Backlash comes with the ‘death’ of Vogue US as loyal fans commented on how the legacy of the publication has gone downhill since Wintour began associating with the Kardashians, and that the target market of the magazine has been downgraded to young teens. Jenner has been called the ‘breakout model of her generation’. But that title is shaky. It seems that history repeats itself with some calling Jenner a tasteless option when there could have been so many other more deserving models to take the front cover.
Entertainment Tonight Rebecca Romijn had called out Jenner and other models who had been pulled from the ashes due to their family name and fortune, outlining the idea that the popularity of a model on social media defines her as a ‘supermodel’. This debate of whether or not Jenner had the right to be on the cover comes as many still resonate with the golden days of Vogue, where only the most beloved and in-demand supermodels of that era could land a cover. We miss the likes of Linda Evangelista or Twiggy or even Naomi Campbell.
But now, it seems as if all the hard work that so many models put in towards their career is being shunned for celebrities and anyone with a fortune to their name. Celebrity endorsement in both publication, runway, and even in campaigns have become a fixation for the industry where there is more of a recognition value [of the celebrity] than for the consumer. No longer are models able to make a name for themselves, because they’re pushed aside with small jobs while celebrity-models like Jenner eat up all the big jobs.

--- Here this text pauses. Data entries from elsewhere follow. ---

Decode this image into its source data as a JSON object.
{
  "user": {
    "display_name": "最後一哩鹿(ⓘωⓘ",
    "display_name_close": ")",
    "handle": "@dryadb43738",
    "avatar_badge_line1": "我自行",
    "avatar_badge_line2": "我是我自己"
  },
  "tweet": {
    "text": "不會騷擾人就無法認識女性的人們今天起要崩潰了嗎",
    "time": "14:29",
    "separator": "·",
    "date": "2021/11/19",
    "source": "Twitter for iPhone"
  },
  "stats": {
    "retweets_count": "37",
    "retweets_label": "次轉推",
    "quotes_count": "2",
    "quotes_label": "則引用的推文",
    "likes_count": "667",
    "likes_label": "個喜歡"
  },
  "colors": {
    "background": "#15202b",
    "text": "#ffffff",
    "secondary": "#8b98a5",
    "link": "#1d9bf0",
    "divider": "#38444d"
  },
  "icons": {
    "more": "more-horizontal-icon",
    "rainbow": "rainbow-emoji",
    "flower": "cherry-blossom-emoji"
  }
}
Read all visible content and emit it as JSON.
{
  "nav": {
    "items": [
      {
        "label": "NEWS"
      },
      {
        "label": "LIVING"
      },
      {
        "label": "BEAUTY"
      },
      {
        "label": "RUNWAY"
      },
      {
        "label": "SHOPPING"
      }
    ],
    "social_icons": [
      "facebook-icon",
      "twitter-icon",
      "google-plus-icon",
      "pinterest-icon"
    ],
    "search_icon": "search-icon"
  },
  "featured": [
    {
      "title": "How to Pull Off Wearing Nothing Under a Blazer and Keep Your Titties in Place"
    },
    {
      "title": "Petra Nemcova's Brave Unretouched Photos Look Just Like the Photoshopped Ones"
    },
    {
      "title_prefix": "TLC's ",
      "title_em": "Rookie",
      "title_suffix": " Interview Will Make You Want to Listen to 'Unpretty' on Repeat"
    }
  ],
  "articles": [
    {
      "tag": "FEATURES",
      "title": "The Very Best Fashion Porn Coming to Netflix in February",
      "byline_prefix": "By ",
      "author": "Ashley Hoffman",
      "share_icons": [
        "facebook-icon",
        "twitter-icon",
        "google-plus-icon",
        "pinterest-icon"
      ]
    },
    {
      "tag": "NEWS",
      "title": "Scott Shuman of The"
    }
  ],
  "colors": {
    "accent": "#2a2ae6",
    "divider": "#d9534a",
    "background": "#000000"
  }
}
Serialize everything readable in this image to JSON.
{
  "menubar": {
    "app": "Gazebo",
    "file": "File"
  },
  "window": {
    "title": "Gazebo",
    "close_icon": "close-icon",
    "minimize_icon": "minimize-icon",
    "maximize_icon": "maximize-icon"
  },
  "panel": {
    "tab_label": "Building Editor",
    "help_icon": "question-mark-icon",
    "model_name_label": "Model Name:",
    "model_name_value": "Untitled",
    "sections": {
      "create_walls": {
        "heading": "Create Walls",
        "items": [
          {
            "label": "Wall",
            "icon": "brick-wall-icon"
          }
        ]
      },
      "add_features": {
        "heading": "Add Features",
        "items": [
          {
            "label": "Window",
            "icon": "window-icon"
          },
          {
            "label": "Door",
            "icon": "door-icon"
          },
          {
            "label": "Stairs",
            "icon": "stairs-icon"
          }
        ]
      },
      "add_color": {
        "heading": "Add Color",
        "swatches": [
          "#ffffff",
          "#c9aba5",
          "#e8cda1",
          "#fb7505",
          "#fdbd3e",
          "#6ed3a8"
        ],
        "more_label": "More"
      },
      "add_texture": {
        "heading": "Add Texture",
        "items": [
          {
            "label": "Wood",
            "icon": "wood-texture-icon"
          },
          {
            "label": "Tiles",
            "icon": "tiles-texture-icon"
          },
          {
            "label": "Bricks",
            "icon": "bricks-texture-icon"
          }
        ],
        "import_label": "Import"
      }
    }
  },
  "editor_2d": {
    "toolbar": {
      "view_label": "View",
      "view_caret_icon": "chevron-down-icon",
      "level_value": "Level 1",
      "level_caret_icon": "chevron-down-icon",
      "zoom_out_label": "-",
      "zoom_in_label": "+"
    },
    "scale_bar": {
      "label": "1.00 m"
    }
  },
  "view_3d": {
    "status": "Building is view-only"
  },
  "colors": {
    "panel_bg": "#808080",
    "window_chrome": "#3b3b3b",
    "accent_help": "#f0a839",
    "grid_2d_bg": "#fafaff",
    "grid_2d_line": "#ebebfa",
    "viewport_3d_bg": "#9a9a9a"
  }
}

But it shouldn’t be a big surprise to anyone. Even back in 1999, supermodel Heidi Klum had speculated on the celebrity-trend that consumers related more to someone that they saw often. This means that celebrities on covers are more profitable for publications due to this alignment that consumers have with them.
But in saying that, what is the value of fashion and the industry, especially for Vogue as one of the biggest publishers and trendsetters of the industry when it’s become no more than another selling point for profitability and less about fashion?